Exercise aim |
State only how many lines below include the word "kind".

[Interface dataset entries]
━━━━━━━━━━

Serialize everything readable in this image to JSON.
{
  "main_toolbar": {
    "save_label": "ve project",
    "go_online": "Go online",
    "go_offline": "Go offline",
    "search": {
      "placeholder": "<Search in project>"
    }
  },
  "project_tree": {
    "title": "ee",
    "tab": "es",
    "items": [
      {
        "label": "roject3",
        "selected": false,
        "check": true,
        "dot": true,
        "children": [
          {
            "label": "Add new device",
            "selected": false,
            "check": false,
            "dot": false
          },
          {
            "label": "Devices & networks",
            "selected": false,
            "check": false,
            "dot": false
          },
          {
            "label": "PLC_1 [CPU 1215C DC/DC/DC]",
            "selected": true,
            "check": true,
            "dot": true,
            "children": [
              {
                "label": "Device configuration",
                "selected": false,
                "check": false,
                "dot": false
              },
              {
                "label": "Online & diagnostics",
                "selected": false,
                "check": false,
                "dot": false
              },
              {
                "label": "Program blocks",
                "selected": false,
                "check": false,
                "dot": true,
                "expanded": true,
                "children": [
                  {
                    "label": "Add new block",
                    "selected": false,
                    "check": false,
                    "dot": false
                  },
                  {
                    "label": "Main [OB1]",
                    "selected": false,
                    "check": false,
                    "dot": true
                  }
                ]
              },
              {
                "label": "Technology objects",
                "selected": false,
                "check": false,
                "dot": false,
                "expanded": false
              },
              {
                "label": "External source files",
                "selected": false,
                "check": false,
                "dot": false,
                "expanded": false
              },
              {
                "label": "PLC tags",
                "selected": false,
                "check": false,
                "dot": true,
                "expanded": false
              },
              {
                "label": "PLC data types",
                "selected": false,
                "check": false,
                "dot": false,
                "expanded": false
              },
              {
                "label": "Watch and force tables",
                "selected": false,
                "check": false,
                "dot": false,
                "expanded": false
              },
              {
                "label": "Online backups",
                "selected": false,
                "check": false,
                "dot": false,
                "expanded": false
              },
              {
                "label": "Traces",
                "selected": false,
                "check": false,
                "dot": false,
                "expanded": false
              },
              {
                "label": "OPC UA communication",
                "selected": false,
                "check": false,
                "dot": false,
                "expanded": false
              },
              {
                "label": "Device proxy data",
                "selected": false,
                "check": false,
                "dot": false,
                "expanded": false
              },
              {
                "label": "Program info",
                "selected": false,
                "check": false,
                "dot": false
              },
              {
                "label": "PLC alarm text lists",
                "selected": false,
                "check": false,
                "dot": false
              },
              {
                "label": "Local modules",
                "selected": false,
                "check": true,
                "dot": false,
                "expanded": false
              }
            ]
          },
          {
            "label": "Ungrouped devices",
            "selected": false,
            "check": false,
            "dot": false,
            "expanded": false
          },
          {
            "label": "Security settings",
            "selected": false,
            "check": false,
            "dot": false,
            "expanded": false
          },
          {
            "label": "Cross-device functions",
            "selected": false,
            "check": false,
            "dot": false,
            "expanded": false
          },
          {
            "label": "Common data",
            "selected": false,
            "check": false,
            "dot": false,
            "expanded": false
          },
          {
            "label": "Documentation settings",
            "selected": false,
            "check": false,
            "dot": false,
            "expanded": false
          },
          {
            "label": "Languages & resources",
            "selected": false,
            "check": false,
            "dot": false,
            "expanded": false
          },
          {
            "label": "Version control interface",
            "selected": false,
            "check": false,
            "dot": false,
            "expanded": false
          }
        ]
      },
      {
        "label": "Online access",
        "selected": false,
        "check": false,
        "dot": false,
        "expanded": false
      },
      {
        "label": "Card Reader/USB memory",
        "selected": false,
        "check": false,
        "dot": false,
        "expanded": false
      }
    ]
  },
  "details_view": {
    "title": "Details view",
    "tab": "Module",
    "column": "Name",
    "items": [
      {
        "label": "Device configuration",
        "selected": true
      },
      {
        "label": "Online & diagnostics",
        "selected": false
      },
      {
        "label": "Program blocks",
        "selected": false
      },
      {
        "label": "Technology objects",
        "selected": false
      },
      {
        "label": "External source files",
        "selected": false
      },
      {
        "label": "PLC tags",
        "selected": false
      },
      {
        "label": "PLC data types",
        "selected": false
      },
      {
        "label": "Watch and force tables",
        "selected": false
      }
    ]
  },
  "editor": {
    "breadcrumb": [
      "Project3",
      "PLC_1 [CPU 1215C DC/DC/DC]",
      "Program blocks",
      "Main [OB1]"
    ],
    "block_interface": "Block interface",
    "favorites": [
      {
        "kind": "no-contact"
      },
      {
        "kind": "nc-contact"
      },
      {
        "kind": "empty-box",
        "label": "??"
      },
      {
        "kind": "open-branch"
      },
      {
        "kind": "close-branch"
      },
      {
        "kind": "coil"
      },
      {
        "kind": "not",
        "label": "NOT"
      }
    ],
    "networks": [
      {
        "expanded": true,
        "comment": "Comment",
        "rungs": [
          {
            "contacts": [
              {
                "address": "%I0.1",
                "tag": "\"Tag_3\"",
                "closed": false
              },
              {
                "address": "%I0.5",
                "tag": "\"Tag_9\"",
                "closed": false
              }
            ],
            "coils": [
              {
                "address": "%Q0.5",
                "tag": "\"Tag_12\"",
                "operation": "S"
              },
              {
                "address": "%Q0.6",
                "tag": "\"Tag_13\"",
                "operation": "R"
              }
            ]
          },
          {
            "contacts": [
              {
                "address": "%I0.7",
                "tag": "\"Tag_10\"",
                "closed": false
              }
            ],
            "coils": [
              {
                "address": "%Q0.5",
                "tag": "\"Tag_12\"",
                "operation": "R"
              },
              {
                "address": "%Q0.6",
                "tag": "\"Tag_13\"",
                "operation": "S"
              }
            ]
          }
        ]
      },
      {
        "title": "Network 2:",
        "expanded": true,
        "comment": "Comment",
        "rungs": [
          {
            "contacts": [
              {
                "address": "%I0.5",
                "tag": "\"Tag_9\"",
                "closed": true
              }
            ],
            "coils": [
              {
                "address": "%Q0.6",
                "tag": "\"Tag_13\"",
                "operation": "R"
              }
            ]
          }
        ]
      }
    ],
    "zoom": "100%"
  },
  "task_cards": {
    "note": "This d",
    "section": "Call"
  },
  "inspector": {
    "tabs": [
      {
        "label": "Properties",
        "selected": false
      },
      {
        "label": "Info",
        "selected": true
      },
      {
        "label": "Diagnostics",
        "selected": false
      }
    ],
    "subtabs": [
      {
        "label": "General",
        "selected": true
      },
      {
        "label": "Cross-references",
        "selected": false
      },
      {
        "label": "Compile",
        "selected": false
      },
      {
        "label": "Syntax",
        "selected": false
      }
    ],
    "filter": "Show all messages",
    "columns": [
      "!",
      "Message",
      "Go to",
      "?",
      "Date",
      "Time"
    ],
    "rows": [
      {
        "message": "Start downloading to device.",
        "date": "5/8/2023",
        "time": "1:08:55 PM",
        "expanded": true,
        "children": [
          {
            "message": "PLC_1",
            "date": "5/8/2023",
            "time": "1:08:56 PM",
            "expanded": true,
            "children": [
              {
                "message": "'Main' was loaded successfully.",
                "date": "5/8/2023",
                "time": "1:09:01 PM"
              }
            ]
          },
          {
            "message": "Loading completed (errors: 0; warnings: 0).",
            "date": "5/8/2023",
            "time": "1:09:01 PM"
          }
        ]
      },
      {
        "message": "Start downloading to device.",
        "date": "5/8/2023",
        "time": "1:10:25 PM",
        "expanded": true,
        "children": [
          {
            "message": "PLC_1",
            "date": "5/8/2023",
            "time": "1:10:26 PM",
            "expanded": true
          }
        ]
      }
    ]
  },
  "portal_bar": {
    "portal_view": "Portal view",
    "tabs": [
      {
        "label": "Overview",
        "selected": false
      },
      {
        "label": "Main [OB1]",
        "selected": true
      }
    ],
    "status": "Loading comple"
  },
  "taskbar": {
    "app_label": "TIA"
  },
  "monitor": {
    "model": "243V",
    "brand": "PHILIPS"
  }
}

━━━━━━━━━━

Reply to the exercise |
7